◆ **Required action**: Look through the data below and show every line that includes "JSON".

##### Information supplied #####

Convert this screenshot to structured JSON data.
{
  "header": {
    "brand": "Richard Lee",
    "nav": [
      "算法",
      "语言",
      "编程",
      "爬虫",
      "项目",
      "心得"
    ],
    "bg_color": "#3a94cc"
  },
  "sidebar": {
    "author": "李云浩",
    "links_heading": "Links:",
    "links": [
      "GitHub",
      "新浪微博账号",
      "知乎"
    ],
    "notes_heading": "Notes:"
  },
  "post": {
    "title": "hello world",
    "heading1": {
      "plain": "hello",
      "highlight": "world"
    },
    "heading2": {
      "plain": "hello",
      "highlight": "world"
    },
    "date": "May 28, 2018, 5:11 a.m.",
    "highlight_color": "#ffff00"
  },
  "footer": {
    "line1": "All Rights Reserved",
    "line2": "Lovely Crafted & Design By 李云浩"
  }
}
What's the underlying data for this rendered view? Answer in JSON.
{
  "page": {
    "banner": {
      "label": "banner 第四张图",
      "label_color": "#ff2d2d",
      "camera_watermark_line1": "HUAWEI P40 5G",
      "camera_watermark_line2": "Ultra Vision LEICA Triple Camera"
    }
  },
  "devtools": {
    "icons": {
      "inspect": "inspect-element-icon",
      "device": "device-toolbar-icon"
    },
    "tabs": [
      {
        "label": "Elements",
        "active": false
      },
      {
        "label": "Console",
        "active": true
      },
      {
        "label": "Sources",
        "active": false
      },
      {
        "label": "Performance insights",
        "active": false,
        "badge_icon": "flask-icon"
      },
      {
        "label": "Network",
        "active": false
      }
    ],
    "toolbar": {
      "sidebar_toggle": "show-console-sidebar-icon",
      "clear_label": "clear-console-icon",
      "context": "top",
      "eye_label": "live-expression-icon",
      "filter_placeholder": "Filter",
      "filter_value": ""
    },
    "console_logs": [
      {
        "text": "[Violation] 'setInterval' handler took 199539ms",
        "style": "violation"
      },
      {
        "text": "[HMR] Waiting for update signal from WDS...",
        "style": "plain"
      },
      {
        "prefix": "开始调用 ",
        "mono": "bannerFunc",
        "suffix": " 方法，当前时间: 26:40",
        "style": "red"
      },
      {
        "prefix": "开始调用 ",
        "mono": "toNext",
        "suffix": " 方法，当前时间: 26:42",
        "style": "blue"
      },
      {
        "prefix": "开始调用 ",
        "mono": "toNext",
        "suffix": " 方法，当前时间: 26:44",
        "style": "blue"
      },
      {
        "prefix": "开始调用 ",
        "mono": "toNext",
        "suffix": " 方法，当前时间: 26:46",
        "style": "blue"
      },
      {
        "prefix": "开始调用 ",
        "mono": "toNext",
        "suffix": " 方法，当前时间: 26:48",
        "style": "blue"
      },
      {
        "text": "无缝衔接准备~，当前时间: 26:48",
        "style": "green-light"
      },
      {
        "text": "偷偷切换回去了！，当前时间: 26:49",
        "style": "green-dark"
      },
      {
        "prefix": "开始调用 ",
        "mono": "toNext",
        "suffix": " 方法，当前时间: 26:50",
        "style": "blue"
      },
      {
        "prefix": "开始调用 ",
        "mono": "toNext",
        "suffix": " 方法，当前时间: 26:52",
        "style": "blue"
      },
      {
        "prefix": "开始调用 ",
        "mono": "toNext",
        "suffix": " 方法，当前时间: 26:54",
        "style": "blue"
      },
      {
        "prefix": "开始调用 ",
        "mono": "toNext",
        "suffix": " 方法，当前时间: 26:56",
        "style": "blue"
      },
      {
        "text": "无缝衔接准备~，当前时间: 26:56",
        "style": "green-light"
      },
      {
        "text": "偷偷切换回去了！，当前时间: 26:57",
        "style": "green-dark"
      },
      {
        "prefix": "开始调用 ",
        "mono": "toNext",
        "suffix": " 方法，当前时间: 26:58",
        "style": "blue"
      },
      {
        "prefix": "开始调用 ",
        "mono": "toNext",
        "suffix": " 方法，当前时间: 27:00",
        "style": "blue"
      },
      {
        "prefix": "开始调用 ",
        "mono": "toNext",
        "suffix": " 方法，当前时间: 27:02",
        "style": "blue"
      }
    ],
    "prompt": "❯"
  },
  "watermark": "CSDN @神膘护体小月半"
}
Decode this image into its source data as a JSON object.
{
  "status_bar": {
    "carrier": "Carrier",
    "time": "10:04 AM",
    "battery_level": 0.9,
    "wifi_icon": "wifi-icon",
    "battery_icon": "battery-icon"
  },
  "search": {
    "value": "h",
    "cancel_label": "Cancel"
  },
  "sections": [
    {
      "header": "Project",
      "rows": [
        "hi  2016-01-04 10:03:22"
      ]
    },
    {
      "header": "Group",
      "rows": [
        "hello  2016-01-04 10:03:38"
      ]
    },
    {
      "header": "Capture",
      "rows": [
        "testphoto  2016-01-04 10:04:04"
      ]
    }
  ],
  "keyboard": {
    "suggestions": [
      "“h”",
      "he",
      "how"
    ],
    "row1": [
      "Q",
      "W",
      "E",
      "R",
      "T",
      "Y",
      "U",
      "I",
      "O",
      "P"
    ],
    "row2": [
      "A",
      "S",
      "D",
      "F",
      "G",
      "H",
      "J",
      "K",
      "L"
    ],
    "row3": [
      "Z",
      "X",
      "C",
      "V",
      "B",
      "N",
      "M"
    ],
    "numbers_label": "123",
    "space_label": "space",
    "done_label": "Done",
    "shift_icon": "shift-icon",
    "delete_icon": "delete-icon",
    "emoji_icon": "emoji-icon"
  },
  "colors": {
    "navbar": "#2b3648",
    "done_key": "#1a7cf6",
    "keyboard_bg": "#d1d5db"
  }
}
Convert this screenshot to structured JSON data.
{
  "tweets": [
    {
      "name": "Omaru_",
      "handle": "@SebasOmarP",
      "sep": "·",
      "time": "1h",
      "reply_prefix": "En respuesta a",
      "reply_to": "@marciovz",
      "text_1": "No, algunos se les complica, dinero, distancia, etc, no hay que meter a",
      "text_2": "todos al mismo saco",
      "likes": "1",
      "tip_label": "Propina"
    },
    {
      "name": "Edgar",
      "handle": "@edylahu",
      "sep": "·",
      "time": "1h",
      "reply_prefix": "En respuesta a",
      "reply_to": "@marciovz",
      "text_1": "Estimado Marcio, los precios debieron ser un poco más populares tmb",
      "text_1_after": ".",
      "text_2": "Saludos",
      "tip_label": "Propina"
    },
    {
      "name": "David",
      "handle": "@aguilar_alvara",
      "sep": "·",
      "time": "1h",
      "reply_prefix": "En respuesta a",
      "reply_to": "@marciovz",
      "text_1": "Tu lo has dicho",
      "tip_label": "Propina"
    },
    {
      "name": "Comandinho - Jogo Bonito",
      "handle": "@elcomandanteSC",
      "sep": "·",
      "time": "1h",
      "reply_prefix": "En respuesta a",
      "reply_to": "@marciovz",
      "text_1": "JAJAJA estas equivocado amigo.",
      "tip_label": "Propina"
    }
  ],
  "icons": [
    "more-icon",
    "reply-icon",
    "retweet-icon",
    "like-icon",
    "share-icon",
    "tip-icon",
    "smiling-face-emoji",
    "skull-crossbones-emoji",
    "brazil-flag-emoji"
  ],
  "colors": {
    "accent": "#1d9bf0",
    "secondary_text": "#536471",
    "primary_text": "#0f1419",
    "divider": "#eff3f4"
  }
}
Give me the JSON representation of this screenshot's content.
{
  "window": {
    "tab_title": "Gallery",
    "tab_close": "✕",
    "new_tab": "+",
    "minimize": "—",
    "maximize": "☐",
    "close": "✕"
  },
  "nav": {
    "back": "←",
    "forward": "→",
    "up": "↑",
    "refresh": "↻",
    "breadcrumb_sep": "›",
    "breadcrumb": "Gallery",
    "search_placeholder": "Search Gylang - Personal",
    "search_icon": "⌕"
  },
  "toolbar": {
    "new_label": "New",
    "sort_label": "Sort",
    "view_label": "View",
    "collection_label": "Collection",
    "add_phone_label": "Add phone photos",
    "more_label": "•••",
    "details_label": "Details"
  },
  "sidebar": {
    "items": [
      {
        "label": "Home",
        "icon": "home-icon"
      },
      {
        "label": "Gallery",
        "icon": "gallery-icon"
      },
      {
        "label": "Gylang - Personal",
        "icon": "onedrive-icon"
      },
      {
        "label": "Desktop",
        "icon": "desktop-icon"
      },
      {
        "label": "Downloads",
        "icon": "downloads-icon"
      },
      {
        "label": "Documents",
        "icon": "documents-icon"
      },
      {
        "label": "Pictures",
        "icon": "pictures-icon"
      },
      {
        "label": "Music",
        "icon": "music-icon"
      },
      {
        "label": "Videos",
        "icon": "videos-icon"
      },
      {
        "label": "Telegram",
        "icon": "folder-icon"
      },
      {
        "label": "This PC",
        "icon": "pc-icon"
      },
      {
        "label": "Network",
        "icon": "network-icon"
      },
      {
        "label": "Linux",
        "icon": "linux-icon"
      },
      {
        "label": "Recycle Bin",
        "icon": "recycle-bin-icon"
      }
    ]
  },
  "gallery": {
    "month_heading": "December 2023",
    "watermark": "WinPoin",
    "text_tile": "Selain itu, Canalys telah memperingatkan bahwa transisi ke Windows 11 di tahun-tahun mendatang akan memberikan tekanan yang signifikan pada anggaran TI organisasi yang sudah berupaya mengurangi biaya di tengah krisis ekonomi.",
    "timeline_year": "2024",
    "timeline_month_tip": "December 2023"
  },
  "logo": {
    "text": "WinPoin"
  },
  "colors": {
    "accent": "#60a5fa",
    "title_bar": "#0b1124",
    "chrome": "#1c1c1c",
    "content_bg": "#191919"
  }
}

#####

◆ **Result of the task**:
Convert this screenshot to structured JSON data.
What's the underlying data for this rendered view? Answer in JSON.
Decode this image into its source data as a JSON object.
Convert this screenshot to structured JSON data.
Give me the JSON representation of this screenshot's content.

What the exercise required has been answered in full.